Marianas Variety

Last updateSat, 23 Nov 2019 12am







    Friday, November 22, 2019-8:11:26P.M.






Font Size


Proceeds from NMI’s fishing quota will go to conservation

THE $525,000 that the CNMI earns from selling half of its big eye tuna quota will go to marine conservation programs and development of fishery management, Variety learned.

The National Oceanic and Atmospheric Administration’s National Marine Fisheries Service or NMFS gave the CNMI a 2,000 metric ton catch limit for big eye tuna for the year 2015, and allowed the commonwealth to sell half of it to a group of long-line fishermen in Hawaii.

NMFS allowed the CNMI to allocate a 1,000-metric ton catch limit to Hawaii long-liners in a specified fishing agreement.

Michael TosattoMichael Tosatto

In his email to CNMI Department of Lands and Natural Resources Secretary Richard B. Seman, NMFS Regional Administrator Michael D. Tosatto said: “As an accountability measure, NMFS will monitor, attribute, and restrict (if necessary) catches of longline-caught bigeye tuna, including catches made under a specified fishing agreement. These catch limits and accountability measures support the long-term sustainability of fishery resources of the U.S. Pacific Islands.”

In his Oct. 9 letter to Gov. Eloy S. Inos. Tosatto said he has reviewed the agreement between the CNMI government and Quota Management Inc. and determined that it is consistent with the requirements of the Fishery Ecosystem Plan for Pelagic Fisheries and the Western Pacific, the Magnuson-Stevens Fishery Conservation and Management Act, and other applicable laws.

Quota Management Inc. is a group of long-line fishing vessels in Hawaii which has reached its 3,502-metric ton big eye tuna catch limit for 2015.

Seman, in an interview on Thursday, said it is first time that the CNMI was able to make the best use of its fishing quota.

“It is also good that we are able to assist the fishing community in Hawaii,” he added.

The NMFS attribution to the CNMI of 1000 metric tons of big eye tuna catch, he said, “shows that we have a fair share of resources and, as a result, we are also able to benefit from it even though we are not actually catching the fish in our area.”
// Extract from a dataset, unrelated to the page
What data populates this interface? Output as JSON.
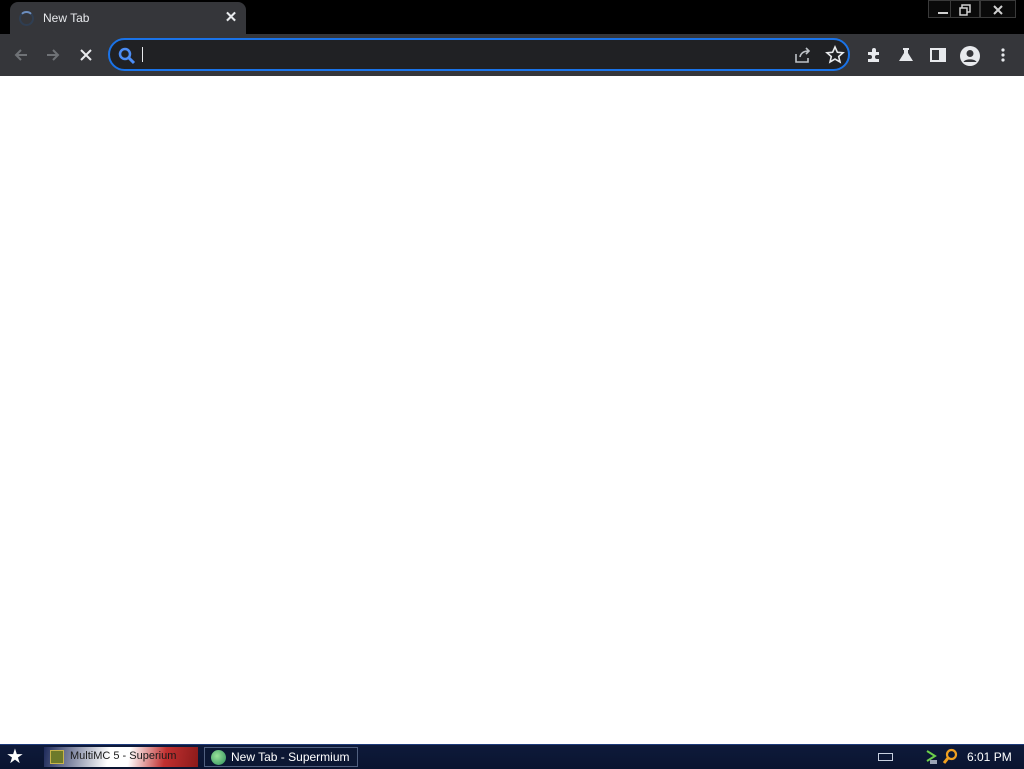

Under the agreement, Seman said the CNMI will get $150,000 for the first year, $175,000 for the second year and $200,000 for the third and final year of the allocation.

Seman said this revenue will go to marine conservation projects which include fishery management.
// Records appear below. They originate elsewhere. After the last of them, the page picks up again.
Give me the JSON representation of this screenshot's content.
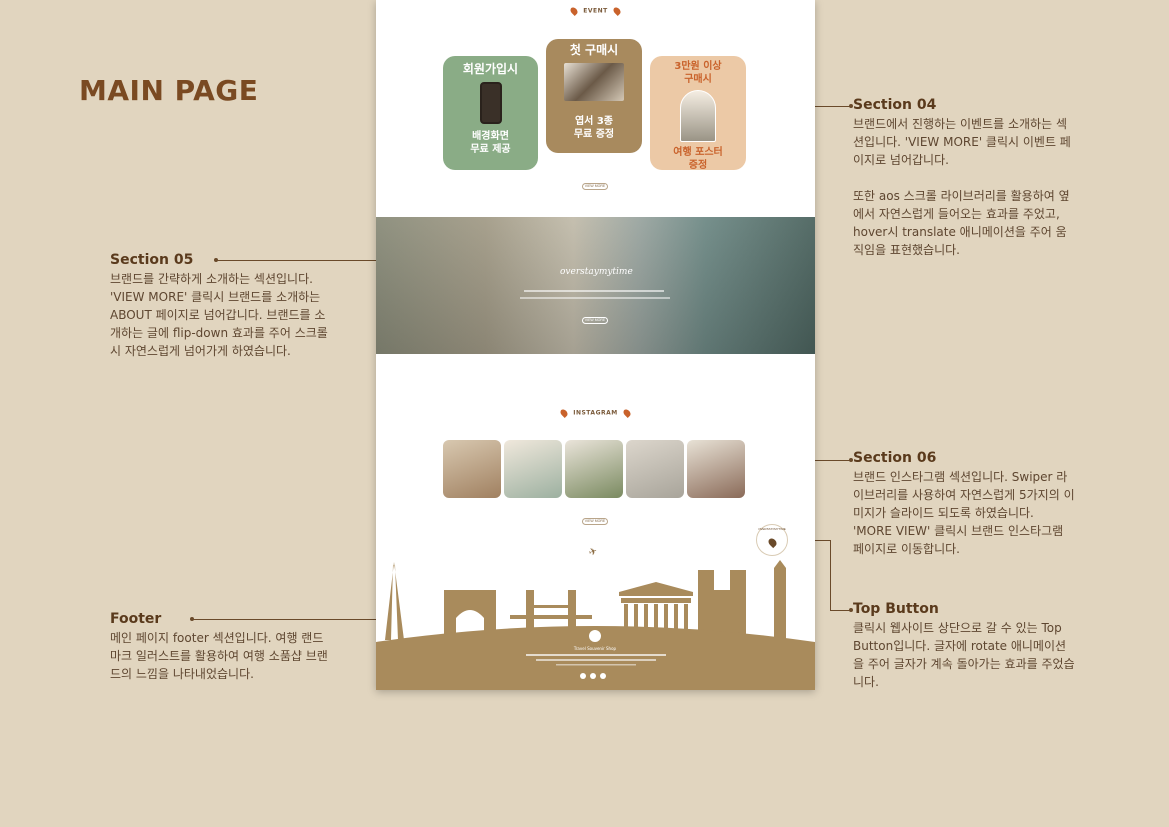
{
  "title": "MAIN PAGE",
  "notes": {
    "s04": {
      "heading": "Section 04",
      "body": "브랜드에서 진행하는 이벤트를 소개하는 섹션입니다. 'VIEW MORE' 클릭시 이벤트 페이지로 넘어갑니다.\n\n또한 aos 스크롤 라이브러리를 활용하여 옆에서 자연스럽게 들어오는 효과를 주었고, hover시 translate 애니메이션을 주어 움직임을 표현했습니다."
    },
    "s05": {
      "heading": "Section 05",
      "body": "브랜드를 간략하게 소개하는 섹션입니다. 'VIEW MORE' 클릭시 브랜드를 소개하는 ABOUT 페이지로 넘어갑니다. 브랜드를 소개하는 글에 flip-down 효과를 주어 스크롤시 자연스럽게 넘어가게 하였습니다."
    },
    "s06": {
      "heading": "Section 06",
      "body": "브랜드 인스타그램 섹션입니다. Swiper 라이브러리를 사용하여 자연스럽게 5가지의 이미지가 슬라이드 되도록 하였습니다. 'MORE VIEW' 클릭시 브랜드 인스타그램 페이지로 이동합니다."
    },
    "topbtn": {
      "heading": "Top Button",
      "body": "클릭시 웹사이트 상단으로 갈 수 있는 Top Button입니다. 글자에 rotate 애니메이션을 주어 글자가 계속 돌아가는 효과를 주었습니다."
    },
    "footer": {
      "heading": "Footer",
      "body": "메인 페이지 footer 섹션입니다. 여행 랜드마크 일러스트를 활용하여 여행 소품샵 브랜드의 느낌을 나타내었습니다."
    }
  },
  "mock": {
    "event_label": "EVENT",
    "cards": [
      {
        "top": "회원가입시",
        "bottom": "배경화면\n무료 제공"
      },
      {
        "top": "첫 구매시",
        "bottom": "엽서 3종\n무료 증정"
      },
      {
        "top": "3만원 이상\n구매시",
        "bottom": "여행 포스터\n증정"
      }
    ],
    "view_more": "VIEW MORE",
    "banner_title": "overstaymytime",
    "instagram_label": "INSTAGRAM",
    "top_button_text": "OVERSTAYMYTIME",
    "footer_brand": "Travel Souvenir Shop"
  },
  "colors": {
    "card1": "#8aac86",
    "card2": "#a88a5e",
    "card3": "#ecc9a6",
    "footer": "#a98b5c",
    "accent": "#c9622b"
  }
}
“We are now able to realize financial means that can help us develop our fishery management here,’” he said.

The catch attribution began on Oct. 9.

In his letter, Tosatto also told Inos and Quota Management Inc. president Khang Dang that “if and when NMFS determines the fishery will reach the 1,000 metric ton allocation limit, we will restrict retention of big eye tuna caught by a vessel identified in the CNMI/QMI agreement, unless the vessel is included in a subsequent specified fishing agreement with another U.S. territory.”

The American Samoa and Guam Coastal Management Programs, Tosatto added, are reviewing the NMFS action.

“So that we would implement the territorial limits in a timely fashion, we are issuing the first of two separate final 2015 specifications: one that implements the 2015 limits for the CNMI (which is this action), and then possibly followed by one that considers the American Samoa and Guam reviews of our federal consistency determination under the Coastal Zone Management Act,” Tosatto said.